*TASK DIRECTIONS*
Where in the data below does the word "child" appear? Copy every line that has it.

Stored items from a collection
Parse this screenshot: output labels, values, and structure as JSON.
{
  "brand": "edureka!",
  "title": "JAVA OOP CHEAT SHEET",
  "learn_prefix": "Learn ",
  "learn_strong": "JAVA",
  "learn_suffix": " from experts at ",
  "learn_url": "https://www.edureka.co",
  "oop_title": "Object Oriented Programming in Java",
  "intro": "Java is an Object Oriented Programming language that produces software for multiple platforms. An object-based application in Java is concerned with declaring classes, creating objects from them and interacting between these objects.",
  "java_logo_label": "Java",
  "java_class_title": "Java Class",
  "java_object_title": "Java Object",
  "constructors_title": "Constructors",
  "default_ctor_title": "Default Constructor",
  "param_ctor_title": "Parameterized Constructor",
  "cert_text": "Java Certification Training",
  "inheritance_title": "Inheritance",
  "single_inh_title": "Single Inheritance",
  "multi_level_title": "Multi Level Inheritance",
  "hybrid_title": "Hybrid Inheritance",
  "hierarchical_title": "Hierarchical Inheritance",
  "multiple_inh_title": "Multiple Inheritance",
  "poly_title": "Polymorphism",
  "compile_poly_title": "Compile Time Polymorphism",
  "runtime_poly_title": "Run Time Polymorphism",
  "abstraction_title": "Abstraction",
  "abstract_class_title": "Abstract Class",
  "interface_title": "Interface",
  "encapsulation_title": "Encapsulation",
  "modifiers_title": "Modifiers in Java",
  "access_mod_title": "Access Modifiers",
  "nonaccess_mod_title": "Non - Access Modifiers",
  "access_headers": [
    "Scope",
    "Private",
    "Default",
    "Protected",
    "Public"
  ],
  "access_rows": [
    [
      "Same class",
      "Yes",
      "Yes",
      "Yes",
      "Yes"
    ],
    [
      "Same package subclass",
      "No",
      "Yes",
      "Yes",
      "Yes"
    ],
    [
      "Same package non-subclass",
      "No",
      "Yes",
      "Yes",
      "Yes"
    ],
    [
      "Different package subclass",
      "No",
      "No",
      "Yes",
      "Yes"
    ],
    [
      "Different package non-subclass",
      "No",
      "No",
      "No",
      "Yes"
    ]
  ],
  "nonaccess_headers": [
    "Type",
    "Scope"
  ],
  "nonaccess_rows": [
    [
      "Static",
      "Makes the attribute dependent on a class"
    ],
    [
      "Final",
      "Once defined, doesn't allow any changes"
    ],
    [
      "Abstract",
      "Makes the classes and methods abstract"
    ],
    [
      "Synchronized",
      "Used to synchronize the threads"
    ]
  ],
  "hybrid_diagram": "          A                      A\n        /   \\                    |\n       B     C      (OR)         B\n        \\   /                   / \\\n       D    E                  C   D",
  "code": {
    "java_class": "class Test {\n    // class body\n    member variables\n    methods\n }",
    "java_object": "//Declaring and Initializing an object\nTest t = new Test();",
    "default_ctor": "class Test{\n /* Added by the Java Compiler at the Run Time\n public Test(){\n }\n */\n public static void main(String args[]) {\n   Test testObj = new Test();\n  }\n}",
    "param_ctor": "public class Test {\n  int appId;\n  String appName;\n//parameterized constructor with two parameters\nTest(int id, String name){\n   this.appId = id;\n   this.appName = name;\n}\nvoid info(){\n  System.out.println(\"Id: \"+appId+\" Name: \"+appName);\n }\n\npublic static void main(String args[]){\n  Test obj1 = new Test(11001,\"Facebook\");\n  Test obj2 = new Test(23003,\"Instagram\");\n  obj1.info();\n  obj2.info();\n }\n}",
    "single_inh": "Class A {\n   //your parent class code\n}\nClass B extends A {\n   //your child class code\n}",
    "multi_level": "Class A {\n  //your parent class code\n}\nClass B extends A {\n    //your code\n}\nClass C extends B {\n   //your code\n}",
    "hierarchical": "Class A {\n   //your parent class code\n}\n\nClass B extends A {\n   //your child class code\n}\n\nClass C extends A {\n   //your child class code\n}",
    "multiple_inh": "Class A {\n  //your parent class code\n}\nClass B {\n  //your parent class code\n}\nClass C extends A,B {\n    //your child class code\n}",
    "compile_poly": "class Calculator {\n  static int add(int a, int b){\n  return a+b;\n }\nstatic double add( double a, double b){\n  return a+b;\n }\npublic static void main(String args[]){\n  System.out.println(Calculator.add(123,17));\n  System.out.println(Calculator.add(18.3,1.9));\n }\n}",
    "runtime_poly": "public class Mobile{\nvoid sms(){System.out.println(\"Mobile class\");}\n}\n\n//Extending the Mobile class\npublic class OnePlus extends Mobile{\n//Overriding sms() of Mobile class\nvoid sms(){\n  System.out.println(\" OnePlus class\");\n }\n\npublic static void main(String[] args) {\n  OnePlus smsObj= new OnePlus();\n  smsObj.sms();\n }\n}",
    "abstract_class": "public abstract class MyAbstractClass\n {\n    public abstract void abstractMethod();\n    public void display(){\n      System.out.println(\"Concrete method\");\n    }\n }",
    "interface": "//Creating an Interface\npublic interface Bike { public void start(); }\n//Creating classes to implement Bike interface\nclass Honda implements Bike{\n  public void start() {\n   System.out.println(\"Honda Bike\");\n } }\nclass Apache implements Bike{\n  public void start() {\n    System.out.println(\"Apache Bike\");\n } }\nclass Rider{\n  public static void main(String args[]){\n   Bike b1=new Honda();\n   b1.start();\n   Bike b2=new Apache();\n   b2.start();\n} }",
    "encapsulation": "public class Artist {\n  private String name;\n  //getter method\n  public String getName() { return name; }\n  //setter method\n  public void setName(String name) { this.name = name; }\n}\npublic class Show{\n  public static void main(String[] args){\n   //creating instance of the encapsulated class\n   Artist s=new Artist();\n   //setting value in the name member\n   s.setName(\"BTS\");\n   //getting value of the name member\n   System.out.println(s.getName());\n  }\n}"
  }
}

*RESULT BELOW*
    "single_inh": "Class A {\n   //your parent class code\n}\nClass B extends A {\n   //your child class code\n}",
    "hierarchical": "Class A {\n   //your parent class code\n}\n\nClass B extends A {\n   //your child class code\n}\n\nClass C extends A {\n   //your child class code\n}",
    "multiple_inh": "Class A {\n  //your parent class code\n}\nClass B {\n  //your parent class code\n}\nClass C extends A,B {\n    //your child class code\n}",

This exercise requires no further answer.